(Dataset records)
◇ ◇ ◇ ◇ ◇ ◇ ◇

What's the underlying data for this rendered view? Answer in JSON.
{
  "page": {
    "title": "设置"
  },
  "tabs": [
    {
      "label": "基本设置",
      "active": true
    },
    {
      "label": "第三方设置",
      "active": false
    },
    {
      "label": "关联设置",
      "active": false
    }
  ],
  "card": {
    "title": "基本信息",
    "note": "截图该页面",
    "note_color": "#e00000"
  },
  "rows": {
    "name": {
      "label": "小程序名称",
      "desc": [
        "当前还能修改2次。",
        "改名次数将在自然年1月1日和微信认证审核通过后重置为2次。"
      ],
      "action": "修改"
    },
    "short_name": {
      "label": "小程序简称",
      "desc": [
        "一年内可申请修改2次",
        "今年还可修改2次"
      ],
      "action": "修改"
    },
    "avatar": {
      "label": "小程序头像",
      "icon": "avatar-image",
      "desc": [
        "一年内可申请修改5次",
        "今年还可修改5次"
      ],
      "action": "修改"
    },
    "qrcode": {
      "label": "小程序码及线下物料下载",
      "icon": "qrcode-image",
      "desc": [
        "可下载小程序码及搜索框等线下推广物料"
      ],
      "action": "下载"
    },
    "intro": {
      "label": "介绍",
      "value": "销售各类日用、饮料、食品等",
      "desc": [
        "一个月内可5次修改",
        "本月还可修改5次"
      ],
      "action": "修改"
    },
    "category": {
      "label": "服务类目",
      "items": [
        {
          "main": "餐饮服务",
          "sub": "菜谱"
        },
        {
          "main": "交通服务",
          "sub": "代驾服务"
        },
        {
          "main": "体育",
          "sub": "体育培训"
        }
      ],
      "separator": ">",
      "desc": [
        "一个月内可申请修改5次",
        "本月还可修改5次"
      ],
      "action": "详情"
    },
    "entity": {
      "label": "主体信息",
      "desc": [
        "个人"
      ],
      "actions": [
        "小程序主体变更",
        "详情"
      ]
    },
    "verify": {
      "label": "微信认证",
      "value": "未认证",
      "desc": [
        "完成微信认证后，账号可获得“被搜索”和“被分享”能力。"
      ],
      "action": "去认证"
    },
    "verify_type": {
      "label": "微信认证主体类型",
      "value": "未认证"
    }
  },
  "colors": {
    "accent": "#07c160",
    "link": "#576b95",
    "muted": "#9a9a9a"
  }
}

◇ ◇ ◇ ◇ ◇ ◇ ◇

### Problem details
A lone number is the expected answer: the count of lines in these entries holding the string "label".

### Task answer
12